(DATA SHOWN Opens)

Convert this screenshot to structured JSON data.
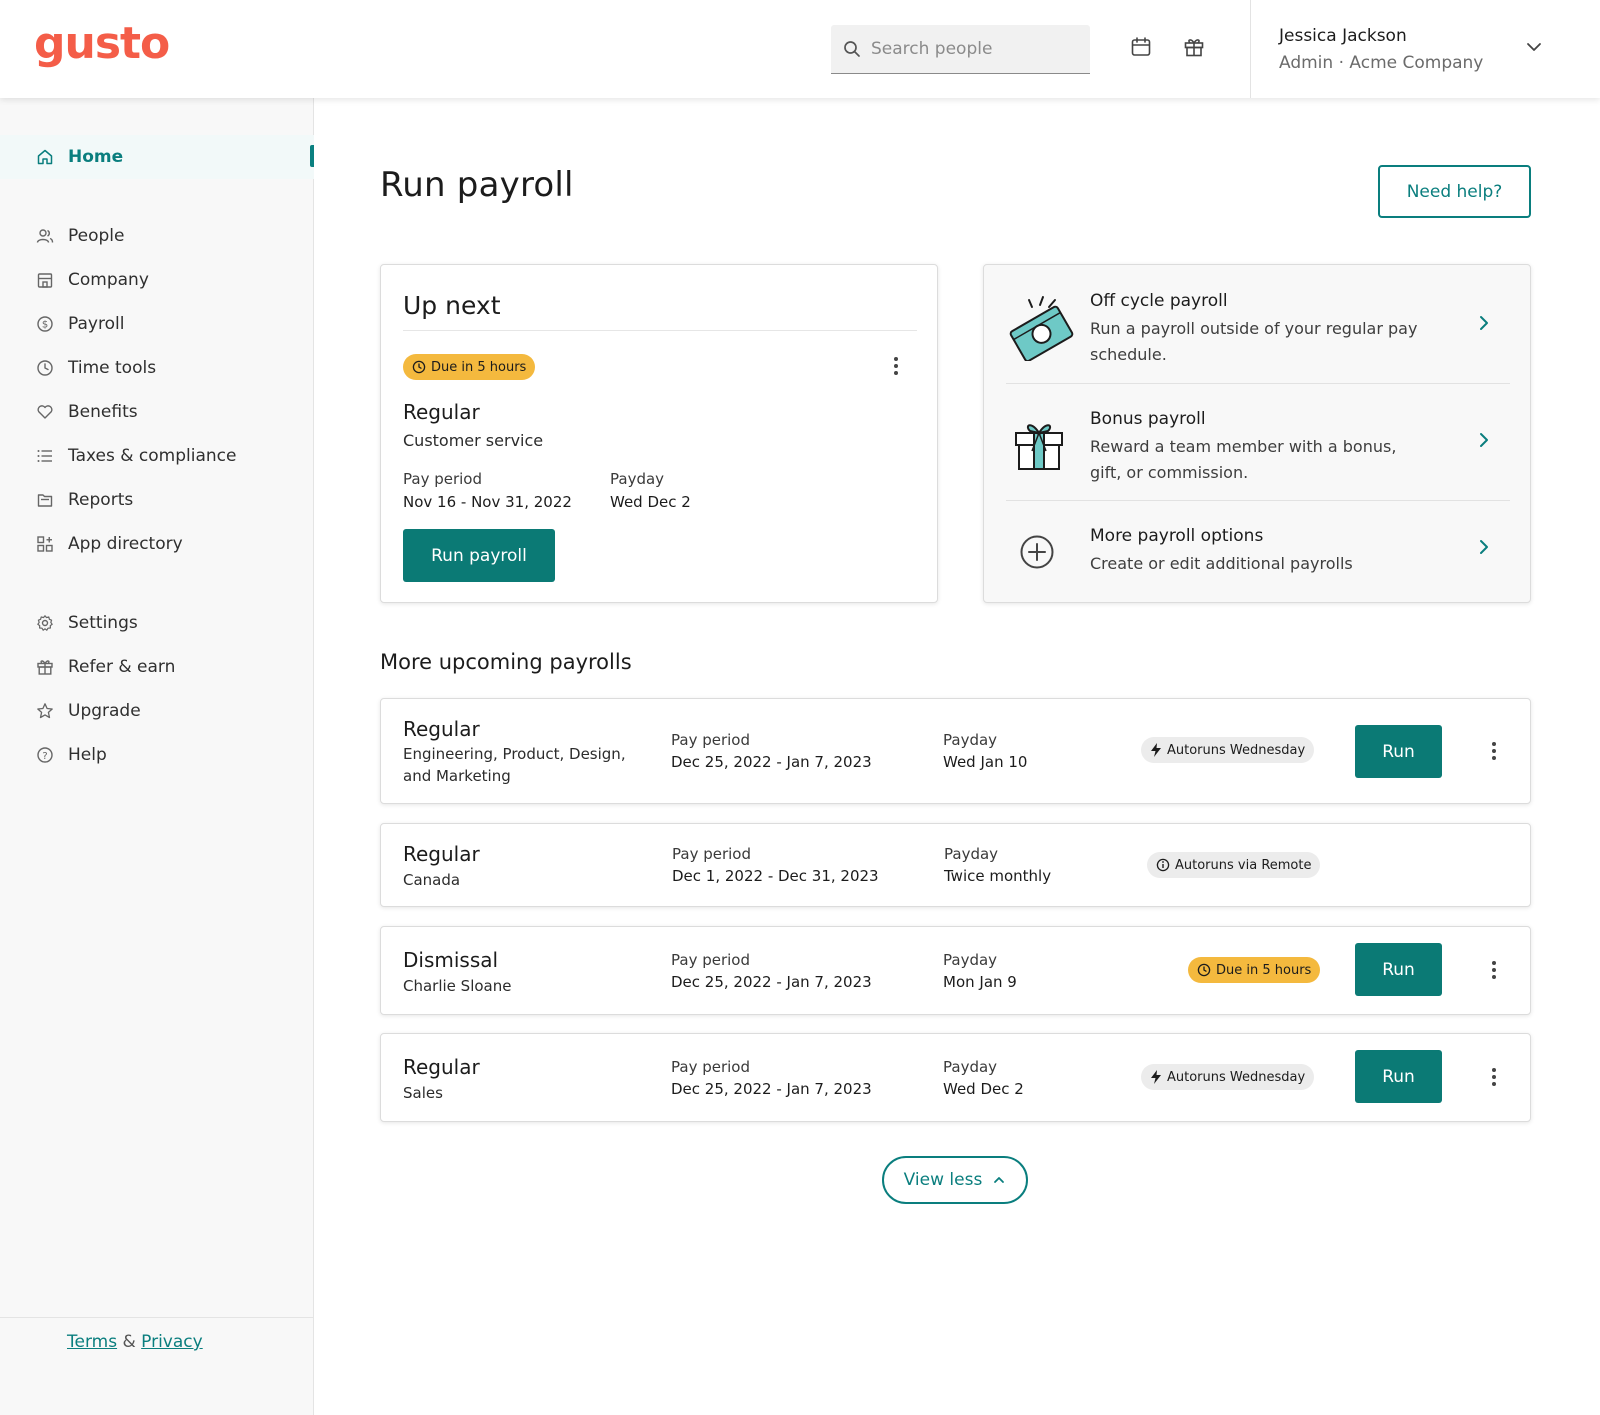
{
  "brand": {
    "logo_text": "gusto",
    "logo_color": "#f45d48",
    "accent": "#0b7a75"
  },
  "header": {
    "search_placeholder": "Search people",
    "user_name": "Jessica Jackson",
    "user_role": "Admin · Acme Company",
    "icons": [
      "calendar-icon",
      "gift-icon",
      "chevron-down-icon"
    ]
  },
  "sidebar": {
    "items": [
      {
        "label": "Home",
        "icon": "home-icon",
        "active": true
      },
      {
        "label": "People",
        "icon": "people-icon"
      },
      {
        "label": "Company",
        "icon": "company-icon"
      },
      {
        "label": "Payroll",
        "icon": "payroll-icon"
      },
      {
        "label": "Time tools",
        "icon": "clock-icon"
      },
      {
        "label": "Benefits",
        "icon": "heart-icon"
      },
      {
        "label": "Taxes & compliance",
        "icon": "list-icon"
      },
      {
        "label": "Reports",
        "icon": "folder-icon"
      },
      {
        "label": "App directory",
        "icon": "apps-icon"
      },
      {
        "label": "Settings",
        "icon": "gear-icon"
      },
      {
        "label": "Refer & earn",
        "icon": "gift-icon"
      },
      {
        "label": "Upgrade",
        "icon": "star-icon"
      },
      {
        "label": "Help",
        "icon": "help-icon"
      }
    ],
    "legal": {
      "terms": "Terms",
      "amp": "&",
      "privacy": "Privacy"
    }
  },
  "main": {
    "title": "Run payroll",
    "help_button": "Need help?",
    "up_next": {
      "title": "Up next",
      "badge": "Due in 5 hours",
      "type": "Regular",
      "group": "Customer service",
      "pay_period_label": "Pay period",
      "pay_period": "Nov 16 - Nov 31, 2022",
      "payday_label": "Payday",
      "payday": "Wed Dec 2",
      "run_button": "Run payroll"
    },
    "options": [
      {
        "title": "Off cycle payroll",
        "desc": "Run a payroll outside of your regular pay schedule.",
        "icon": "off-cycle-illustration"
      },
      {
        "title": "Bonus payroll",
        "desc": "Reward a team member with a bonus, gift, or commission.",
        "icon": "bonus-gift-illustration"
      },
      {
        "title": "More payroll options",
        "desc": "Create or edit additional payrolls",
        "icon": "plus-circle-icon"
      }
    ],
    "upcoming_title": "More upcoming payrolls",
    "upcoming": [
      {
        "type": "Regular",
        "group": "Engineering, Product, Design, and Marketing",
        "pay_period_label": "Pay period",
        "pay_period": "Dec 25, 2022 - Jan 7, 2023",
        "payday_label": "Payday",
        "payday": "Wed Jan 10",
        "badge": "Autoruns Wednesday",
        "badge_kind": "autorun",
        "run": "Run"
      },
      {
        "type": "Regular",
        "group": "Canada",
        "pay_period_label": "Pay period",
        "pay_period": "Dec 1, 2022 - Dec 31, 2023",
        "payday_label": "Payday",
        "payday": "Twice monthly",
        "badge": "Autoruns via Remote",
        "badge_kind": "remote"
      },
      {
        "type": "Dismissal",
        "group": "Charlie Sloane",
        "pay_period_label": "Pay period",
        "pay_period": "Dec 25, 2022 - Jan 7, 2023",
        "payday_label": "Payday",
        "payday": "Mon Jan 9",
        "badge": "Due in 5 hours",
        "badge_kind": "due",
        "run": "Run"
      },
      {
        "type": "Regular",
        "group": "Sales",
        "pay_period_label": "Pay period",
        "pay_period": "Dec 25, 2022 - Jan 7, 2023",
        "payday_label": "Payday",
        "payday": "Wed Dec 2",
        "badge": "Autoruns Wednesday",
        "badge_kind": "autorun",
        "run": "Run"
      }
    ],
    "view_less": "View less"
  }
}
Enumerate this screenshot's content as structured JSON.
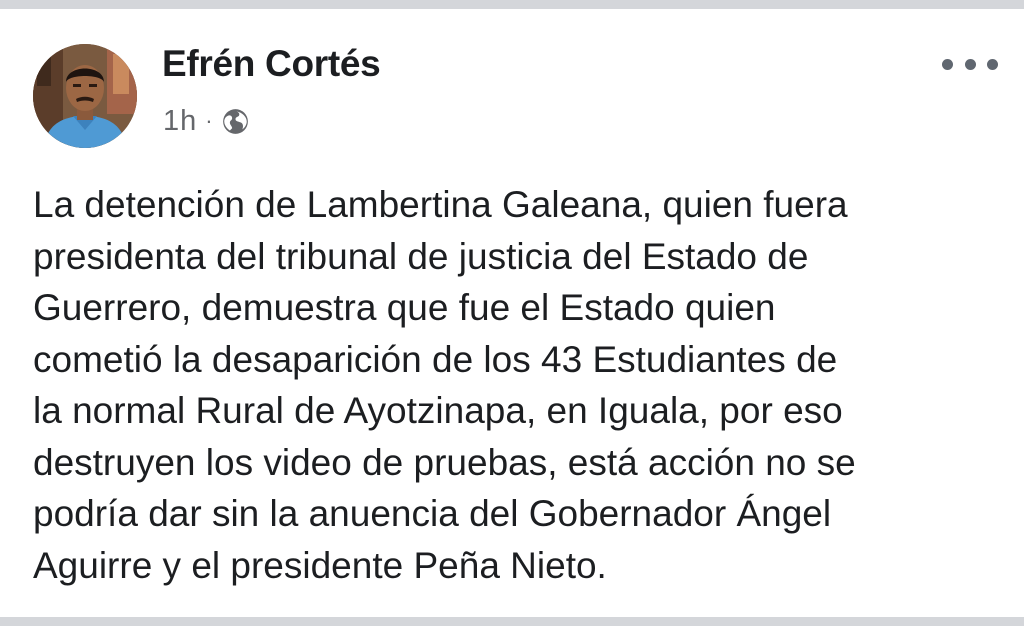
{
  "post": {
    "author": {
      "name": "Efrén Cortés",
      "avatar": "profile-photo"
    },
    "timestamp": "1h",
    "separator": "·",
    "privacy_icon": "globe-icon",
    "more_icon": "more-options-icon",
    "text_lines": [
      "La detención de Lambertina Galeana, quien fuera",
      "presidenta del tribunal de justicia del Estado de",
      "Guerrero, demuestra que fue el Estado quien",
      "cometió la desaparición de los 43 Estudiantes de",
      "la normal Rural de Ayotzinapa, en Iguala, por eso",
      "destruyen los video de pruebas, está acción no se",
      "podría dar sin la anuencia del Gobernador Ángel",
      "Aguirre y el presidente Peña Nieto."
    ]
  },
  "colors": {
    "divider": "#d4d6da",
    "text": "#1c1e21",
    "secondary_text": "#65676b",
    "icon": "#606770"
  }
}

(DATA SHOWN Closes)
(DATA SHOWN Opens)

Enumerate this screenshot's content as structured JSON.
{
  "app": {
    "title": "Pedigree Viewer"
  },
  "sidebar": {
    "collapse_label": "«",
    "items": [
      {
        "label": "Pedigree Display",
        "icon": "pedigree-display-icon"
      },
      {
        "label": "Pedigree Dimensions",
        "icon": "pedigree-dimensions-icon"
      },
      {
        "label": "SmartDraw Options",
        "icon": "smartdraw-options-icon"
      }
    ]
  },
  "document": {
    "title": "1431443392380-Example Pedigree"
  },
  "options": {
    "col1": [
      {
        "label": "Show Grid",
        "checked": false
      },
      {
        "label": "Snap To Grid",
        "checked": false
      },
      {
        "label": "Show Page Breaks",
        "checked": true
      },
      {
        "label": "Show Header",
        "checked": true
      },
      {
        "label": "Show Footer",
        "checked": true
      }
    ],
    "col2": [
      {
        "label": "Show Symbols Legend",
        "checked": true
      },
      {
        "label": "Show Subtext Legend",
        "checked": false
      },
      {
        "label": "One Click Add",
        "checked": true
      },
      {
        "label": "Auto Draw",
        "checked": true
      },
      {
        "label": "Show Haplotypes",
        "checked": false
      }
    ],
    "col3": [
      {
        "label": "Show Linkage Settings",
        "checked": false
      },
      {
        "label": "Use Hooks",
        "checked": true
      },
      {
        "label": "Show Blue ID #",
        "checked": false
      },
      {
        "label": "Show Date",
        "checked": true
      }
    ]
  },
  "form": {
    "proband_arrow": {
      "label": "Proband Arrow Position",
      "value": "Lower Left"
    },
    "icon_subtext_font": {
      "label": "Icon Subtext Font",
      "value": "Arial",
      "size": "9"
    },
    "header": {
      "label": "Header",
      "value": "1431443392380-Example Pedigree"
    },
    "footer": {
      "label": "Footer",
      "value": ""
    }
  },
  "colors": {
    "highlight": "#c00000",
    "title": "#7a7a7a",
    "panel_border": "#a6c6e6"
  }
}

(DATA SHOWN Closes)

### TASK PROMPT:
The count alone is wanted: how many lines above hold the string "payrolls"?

### ANSWER BOX:
2